Think and ponder how you can incorporate these three elements into your daily life: slowing down, silence, and solitude. These are crucial because all too often we are so busy that we miss what God is saying and doing. It is almost impossible to hear His voice without slowing down long enough to build silence and solitude into our spiritual disciplines. Habakkuk 2:20 says, “The Lord is in His holy temple: let all the earth keep silence before Him.” Psalm 37:7 says, “Be still before the Lord and wait patiently for Him.”

It will take discipline and determination to schedule this time into your daily schedule but it will be well worth it. Unfortunately, if you begin to run on empty spiritually usually no one will notice on the outside until a lot of damage has occurred. If you are task and action oriented you will find great satisfaction in all that you are doing but eventually you will burn out if you are not abiding in Christ. Christ desires to first do a work in you so that He can then do a work through you. Are you being refreshed and recharged daily in your time alone with the Lord?

In Psalm 27:4 David said, “I have asked one thing from the Lord; it is what I desire: to dwell in the house of the Lord all the days of my life, gazing on the beauty of the Lord, and seeking Him in His temple.” His number one goal was seeking the face of the Lord. It was not seeking an answer to a problem, seeking His help in a difficult situation, or seeking a new message to preach on Sunday. It was seeking His presence and He was willing to wait on His presence and power knowing the wait would be well worth it. Are you using silence and solitude to wait on the Lord?

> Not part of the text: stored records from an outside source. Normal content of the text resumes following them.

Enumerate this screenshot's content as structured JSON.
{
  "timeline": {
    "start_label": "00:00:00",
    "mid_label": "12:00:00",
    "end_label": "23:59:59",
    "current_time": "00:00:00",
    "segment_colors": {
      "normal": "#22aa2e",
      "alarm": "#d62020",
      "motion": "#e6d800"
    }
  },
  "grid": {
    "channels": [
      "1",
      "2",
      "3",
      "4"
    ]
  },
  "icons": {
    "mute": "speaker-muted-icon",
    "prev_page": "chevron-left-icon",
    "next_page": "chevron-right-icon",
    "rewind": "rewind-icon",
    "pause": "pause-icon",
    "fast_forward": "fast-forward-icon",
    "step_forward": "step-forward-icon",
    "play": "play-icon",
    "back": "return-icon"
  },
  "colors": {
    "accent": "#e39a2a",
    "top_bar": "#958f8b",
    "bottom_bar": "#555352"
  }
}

  1. You should understand that waiting on the Lord is a clearly stated and demonstrated biblical theme. Abraham waited twenty-five years for what God had promised. Job waits throughout the book of Job for God to reveal Himself. Moses waited forty years on the backside of the desert before God called Him through the burning bush. Psalm 106:13 says, “They soon forgot His works and would not wait for His counsel.” These disciplines are necessary for us to quietly contemplate God and consider what He is saying and doing.
  2. You must realize that God is not in a hurry nor is He in a rush. The problem lies in us in that we are too busy to really listen. We rush our decisions giving into quick fix solutions that really are not solutions at all. They actually create greater problems because we refused to wait on the Lord. We settle for what is not really God’s plan and turn to our own plans because we were not sure we could trust His any longer. When we get ahead of the Lord we will have to go back and begin all over again seeking His face and desiring Him to guide us.
  3. When you are not sure what to do and His plan is not clear to you the wise thing to do is wait. You might want to ask right now, “How long should I expect to have to wait?” The answer is simply that there is no way of knowing other than seeking Him and waiting on Him. It usually takes longer than we think and longer than we like but the wait will be worth it. If you become impatient and move ahead anyway you will miss the journey of seeking Him, knowing Him, and experiencing His presence and power in your life. Wait on the Lord, and again, I say wait!

The person most responsible for your spiritual walk is you. Hopefully, your greatest desire and motivation is to know Him and the power of His resurrection. We must slow down utilizing silence and solitude into the rhythms of our lives to ensure that we do what God has asked us to do, the way He has asked us to do it, and at the time He asks us according to His timetable. This helps us to make sure that our “being” with God is sufficient to sustain our “doing” for God.